◆ **DATA LISTING**:

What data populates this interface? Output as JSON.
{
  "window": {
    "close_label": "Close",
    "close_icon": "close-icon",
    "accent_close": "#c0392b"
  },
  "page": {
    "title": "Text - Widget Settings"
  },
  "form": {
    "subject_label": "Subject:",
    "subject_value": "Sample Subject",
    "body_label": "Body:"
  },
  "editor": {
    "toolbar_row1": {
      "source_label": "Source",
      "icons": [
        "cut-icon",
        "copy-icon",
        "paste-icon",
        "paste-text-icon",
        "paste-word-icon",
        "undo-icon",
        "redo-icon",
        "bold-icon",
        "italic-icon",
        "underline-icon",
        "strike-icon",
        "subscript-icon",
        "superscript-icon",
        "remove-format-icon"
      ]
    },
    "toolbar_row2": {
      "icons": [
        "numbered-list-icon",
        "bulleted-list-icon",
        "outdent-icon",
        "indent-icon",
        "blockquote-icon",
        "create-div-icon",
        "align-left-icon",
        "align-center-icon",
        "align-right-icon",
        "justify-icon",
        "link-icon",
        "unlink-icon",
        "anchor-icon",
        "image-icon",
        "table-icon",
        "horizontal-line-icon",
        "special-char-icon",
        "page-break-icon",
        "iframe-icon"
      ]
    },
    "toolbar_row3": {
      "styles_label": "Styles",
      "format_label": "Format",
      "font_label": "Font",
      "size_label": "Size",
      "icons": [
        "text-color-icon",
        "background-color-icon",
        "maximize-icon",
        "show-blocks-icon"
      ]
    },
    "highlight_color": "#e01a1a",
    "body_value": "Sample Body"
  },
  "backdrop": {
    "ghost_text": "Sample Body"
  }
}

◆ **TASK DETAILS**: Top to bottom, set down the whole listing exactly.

◆ **TASK RESPONSE**:
What data populates this interface? Output as JSON.
{
  "window": {
    "close_label": "Close",
    "close_icon": "close-icon",
    "accent_close": "#c0392b"
  },
  "page": {
    "title": "Text - Widget Settings"
  },
  "form": {
    "subject_label": "Subject:",
    "subject_value": "Sample Subject",
    "body_label": "Body:"
  },
  "editor": {
    "toolbar_row1": {
      "source_label": "Source",
      "icons": [
        "cut-icon",
        "copy-icon",
        "paste-icon",
        "paste-text-icon",
        "paste-word-icon",
        "undo-icon",
        "redo-icon",
        "bold-icon",
        "italic-icon",
        "underline-icon",
        "strike-icon",
        "subscript-icon",
        "superscript-icon",
        "remove-format-icon"
      ]
    },
    "toolbar_row2": {
      "icons": [
        "numbered-list-icon",
        "bulleted-list-icon",
        "outdent-icon",
        "indent-icon",
        "blockquote-icon",
        "create-div-icon",
        "align-left-icon",
        "align-center-icon",
        "align-right-icon",
        "justify-icon",
        "link-icon",
        "unlink-icon",
        "anchor-icon",
        "image-icon",
        "table-icon",
        "horizontal-line-icon",
        "special-char-icon",
        "page-break-icon",
        "iframe-icon"
      ]
    },
    "toolbar_row3": {
      "styles_label": "Styles",
      "format_label": "Format",
      "font_label": "Font",
      "size_label": "Size",
      "icons": [
        "text-color-icon",
        "background-color-icon",
        "maximize-icon",
        "show-blocks-icon"
      ]
    },
    "highlight_color": "#e01a1a",
    "body_value": "Sample Body"
  },
  "backdrop": {
    "ghost_text": "Sample Body"
  }
}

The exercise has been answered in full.